THOR Fact Sheet (PDF)

THOR: Tracing Habitability, Organics, and Resources

Finding water deep below the surface of Mars is the goal of THOR, a mission proposed for NASA's Mars Scout 2011 program by researchers at Arizona State University's Mars Space Flight Facility, the Jet Propulsion Laboratory, and Lockheed Martin Space Systems. THOR stands for Tracing Habitability, Organics, and Resources.

THOR focuses on water because if Mars ever had life, water was an essential ingredient. As scientists seek habitable environments where Martian life could survive, their hunt begins by tracing places where water is now or has been in the past.

Martian water definitely exists today. Although the Sun's warmth has dried the equatorial zone to depths of hundreds of feet, Mars has polar caps made of ice that are visible from Earth even in backyard telescopes. In addition, the Mars Odyssey orbiter detected abundant water (in the form of ice) only a few inches below the surface in areas closer to the poles than about 60 degrees latitude north and south. Finally, recent findings by Mars Global Surveyor indicate liquid water has flowed in some mid-latitude gullies in the last few years.

In 2007, NASA will send a Mars Scout mission, Phoenix, to land at a high northern latitude. Phoenix will scrape away the surface soil, chip off some of the underlying ice, and analyse it for biological ingredients.

But this leaves much of Mars unexamined — in particular, the wide middle-latitude bands, between about 40 and 60 degrees (north and south). Here liquid water is thought to exist, at least periodically, down to the current day. But such water deposits, perhaps only a few yards underground, are not reachable with current lander and rover technology.

So THOR will get at the water a different way.

The mission plan calls for targeting two solid-copper impactors, weighing 1,200 kilograms (2,600 pounds) and 450 kg (990 lbs), on promising sites. These will excavate craters to expose subsurface ice or water. Under solar warmth, the exposed water will turn into vapor, making an unmistakable signature visible to sensors on the THOR orbiter overhead.

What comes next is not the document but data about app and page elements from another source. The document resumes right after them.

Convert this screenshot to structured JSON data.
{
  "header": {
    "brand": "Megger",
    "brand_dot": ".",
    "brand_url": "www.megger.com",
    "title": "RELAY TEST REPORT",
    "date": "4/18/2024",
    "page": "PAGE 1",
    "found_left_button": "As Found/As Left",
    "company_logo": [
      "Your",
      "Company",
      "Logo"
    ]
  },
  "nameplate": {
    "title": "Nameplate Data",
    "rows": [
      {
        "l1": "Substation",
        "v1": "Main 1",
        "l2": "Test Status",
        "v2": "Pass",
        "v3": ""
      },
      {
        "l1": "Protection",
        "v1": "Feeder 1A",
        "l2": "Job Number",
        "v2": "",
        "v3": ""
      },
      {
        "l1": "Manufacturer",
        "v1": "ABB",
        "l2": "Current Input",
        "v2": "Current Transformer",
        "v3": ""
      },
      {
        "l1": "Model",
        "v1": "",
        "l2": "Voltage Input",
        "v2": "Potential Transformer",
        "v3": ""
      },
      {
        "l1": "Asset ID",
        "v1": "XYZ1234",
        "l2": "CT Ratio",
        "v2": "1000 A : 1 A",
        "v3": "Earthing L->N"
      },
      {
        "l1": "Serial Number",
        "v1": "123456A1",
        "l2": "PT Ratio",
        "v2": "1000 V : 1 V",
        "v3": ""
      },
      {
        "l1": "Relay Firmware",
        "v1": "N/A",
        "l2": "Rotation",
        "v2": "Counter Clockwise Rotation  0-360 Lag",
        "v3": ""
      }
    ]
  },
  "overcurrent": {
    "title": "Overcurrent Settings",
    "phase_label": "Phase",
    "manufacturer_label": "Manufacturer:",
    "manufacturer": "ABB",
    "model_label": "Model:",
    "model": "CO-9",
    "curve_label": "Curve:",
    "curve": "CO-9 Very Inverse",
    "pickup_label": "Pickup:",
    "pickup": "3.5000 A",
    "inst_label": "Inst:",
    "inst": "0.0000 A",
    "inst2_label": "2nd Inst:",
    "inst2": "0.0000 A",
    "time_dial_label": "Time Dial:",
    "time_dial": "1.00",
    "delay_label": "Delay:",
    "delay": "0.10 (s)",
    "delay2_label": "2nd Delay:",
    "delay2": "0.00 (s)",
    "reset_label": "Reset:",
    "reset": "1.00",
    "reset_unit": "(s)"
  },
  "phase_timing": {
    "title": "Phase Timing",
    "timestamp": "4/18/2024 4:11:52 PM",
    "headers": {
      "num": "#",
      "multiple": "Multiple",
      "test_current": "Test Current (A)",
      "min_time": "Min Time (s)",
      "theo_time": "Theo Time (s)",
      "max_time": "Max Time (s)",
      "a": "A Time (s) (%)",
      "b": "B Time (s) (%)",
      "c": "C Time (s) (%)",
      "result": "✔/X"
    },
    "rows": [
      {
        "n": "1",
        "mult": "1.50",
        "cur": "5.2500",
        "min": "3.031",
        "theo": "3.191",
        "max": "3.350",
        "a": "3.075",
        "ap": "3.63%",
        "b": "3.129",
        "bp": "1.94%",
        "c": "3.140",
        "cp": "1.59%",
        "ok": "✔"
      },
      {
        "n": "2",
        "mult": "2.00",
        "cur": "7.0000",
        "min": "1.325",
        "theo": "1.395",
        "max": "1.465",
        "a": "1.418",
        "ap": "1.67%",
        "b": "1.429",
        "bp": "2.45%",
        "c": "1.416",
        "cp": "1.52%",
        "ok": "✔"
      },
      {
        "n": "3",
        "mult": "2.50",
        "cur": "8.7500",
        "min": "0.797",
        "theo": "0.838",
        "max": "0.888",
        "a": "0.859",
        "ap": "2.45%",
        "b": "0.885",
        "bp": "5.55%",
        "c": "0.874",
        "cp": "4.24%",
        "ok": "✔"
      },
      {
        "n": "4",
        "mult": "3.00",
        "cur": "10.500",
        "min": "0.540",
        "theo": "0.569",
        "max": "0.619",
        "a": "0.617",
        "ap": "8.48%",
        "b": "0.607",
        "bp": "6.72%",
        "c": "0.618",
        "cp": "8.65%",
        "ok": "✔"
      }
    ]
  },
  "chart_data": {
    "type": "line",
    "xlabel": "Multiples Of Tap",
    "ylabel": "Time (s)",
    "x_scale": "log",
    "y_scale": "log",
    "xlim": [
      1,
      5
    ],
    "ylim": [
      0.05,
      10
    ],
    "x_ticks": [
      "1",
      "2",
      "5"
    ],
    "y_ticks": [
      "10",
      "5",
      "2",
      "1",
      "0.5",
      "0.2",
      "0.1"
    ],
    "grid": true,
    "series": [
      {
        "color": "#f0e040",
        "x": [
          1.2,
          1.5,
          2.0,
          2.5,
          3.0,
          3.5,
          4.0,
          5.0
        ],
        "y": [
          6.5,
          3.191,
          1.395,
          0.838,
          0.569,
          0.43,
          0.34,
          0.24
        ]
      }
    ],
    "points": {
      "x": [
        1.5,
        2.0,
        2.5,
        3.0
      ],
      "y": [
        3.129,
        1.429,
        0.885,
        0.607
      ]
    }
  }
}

As it studies how the two artificial craters evolve, THOR will continue its study of Mars' habitability by surveying the Martian atmosphere for trace gases of possible biological origin. These include methane, which has been detected by earlier spacecraft and from Earth.

THOR is the first mission that aims to probe the Martian subsurface in the middle latitudes. This is perhaps the only environment on today's Mars where water ice can both exist and periodically melt.

As THOR explores regions that are difficult or impossible for other kinds of missions to reach, it will answer fundamental Mars science questions about the planet's past and present habitability, its organics, and its resources.